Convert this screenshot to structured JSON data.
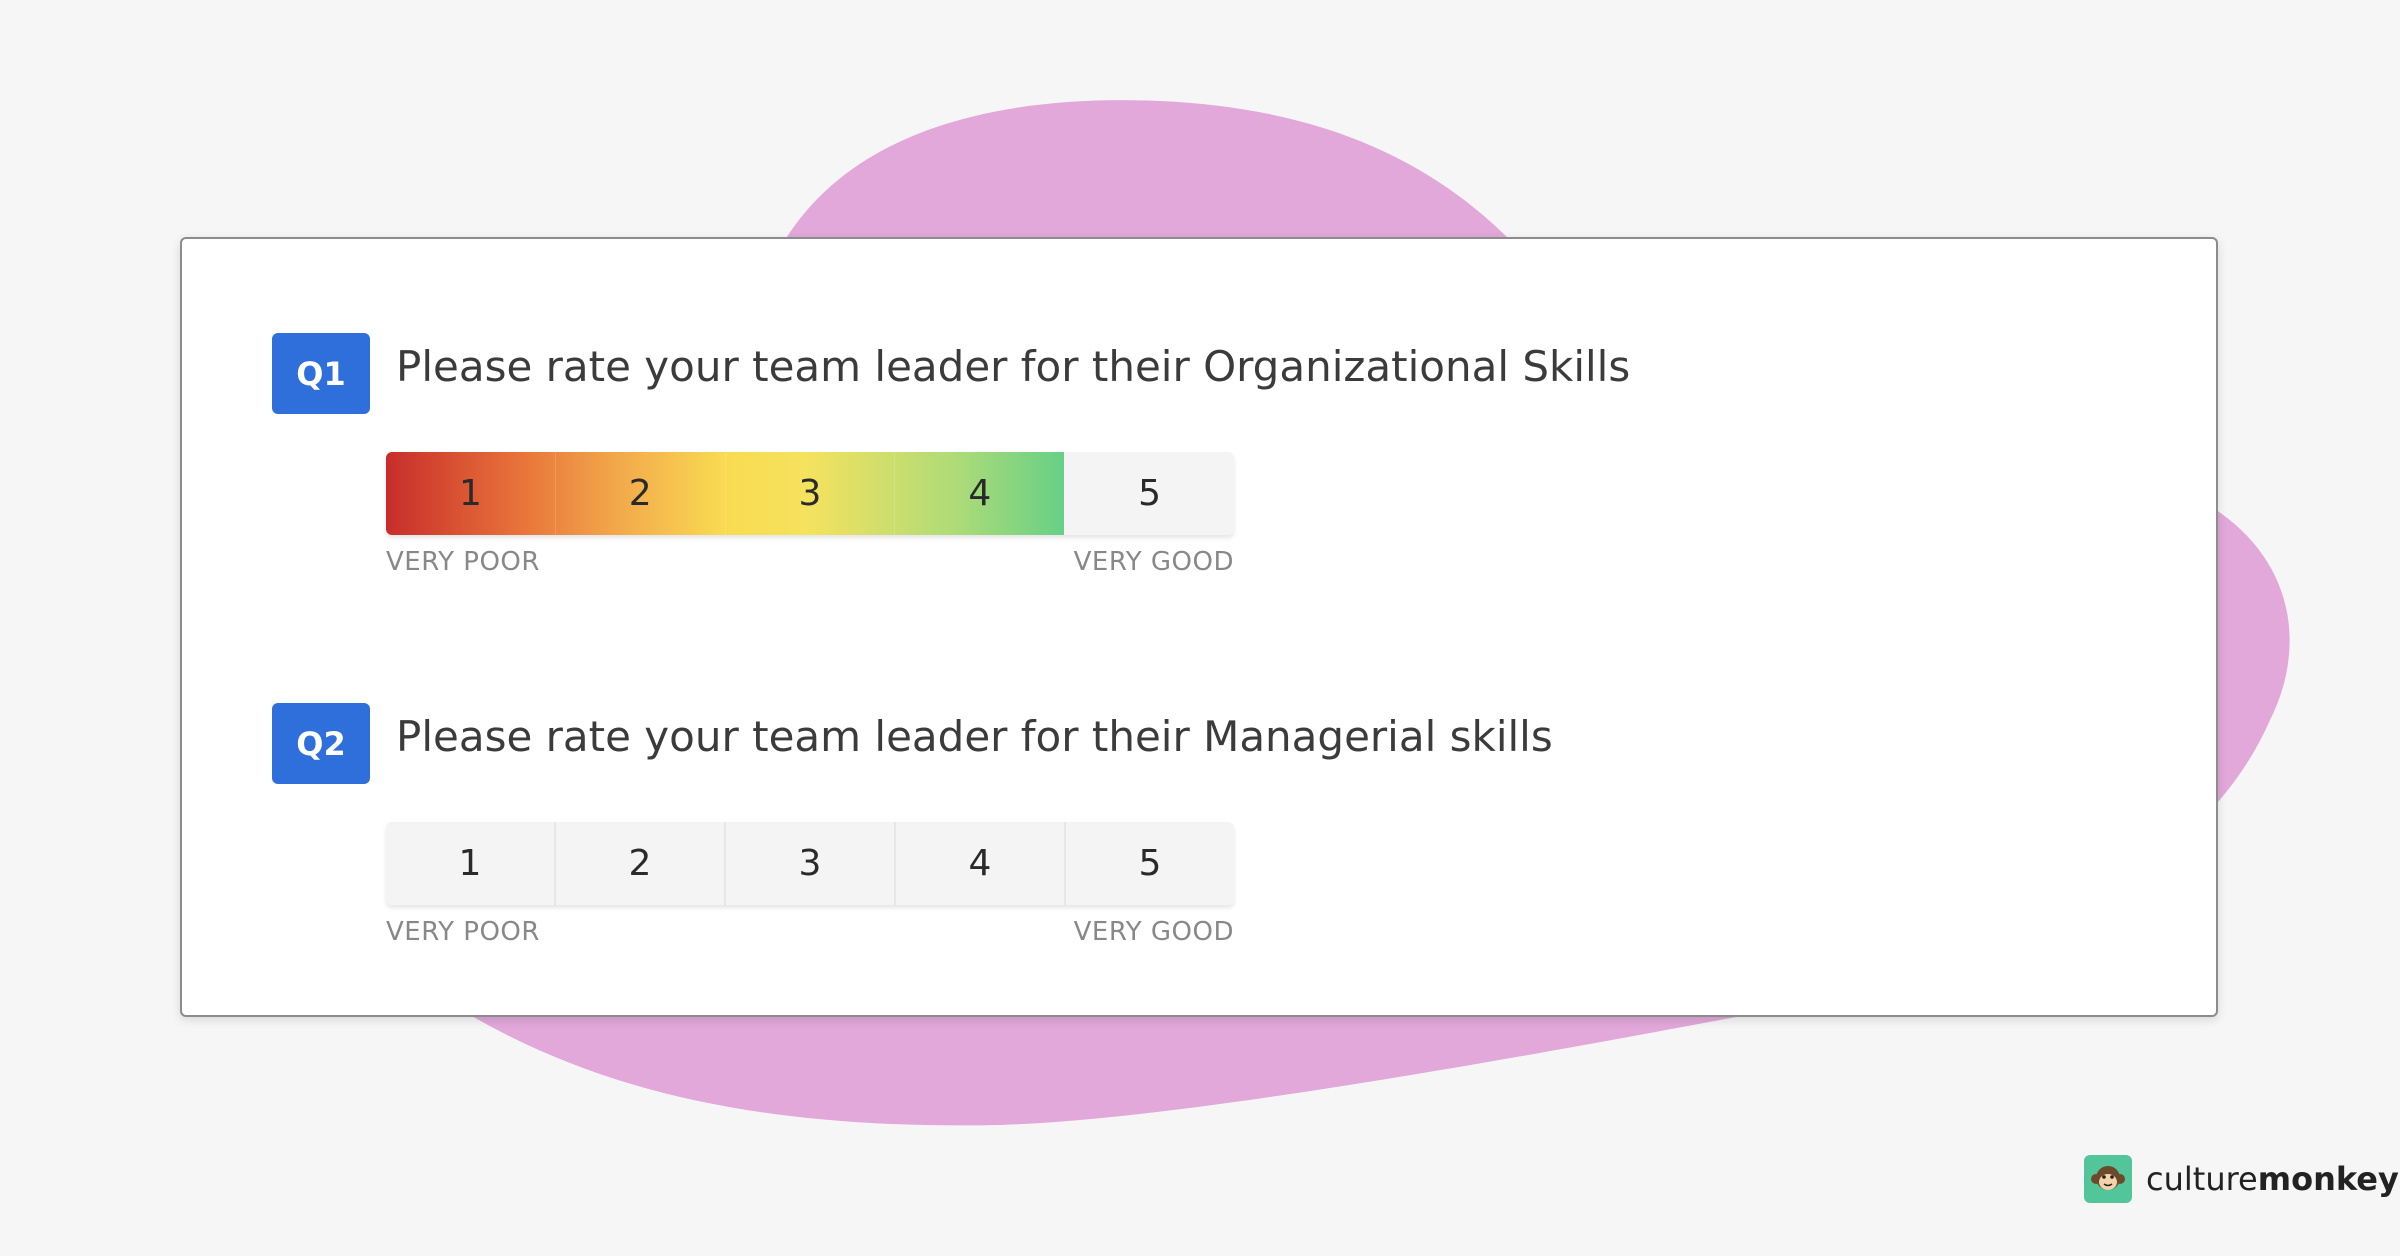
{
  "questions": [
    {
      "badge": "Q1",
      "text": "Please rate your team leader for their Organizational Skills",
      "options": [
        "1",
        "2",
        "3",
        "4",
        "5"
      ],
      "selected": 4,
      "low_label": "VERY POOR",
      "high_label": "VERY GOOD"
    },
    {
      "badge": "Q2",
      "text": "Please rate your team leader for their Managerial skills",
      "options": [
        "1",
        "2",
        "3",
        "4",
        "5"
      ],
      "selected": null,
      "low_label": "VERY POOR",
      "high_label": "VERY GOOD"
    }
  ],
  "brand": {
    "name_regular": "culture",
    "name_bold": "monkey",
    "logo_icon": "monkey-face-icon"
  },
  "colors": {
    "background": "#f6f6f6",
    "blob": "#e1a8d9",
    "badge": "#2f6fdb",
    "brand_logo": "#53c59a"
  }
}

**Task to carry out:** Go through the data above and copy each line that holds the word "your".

**Expected answer:**
      "text": "Please rate your team leader for their Organizational Skills",
      "text": "Please rate your team leader for their Managerial skills",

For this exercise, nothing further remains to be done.